## Problem details
How many lines below include the word "this"? State that number and nothing else.

Data about app and page elements
<<<<

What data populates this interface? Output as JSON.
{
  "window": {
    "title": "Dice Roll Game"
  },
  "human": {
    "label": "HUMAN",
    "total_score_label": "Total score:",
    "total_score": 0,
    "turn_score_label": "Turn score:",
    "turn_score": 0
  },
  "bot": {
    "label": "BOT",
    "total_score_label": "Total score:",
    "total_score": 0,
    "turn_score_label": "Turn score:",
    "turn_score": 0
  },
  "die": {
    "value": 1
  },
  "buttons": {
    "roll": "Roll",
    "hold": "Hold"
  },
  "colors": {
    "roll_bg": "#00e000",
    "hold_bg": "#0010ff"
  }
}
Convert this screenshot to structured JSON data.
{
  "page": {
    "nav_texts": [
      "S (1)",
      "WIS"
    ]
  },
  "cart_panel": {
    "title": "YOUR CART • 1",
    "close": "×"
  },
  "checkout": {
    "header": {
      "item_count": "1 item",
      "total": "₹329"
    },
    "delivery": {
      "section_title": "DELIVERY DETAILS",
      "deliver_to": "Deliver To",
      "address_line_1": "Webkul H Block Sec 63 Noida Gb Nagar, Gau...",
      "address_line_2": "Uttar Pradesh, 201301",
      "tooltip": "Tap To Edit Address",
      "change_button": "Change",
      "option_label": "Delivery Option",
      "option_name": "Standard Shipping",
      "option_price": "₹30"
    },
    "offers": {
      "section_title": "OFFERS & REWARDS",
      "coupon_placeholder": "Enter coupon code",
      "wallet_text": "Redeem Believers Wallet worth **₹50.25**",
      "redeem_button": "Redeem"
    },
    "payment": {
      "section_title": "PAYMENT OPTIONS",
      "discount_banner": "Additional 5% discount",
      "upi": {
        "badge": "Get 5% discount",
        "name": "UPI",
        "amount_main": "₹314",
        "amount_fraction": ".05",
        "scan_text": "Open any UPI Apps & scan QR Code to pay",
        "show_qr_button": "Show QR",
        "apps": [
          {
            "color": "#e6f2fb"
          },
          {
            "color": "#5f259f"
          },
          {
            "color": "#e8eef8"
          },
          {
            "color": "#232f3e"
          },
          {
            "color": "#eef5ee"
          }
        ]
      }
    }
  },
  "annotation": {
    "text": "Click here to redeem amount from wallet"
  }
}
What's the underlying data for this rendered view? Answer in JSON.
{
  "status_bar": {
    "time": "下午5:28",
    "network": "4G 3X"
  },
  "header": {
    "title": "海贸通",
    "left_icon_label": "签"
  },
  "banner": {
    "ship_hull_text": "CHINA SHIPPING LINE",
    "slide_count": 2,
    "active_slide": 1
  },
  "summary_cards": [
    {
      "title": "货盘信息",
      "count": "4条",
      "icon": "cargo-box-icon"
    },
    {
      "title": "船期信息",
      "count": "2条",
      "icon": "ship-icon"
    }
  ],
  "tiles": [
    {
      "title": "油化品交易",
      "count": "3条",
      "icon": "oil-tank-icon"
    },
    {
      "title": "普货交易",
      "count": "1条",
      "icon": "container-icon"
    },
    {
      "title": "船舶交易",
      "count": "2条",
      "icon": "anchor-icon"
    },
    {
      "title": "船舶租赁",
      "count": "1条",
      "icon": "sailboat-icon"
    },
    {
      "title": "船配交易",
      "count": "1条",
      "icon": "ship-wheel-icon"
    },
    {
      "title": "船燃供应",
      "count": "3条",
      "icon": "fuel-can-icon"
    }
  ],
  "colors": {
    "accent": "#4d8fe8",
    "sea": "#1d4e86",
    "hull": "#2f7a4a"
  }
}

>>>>

## Exercise solution
3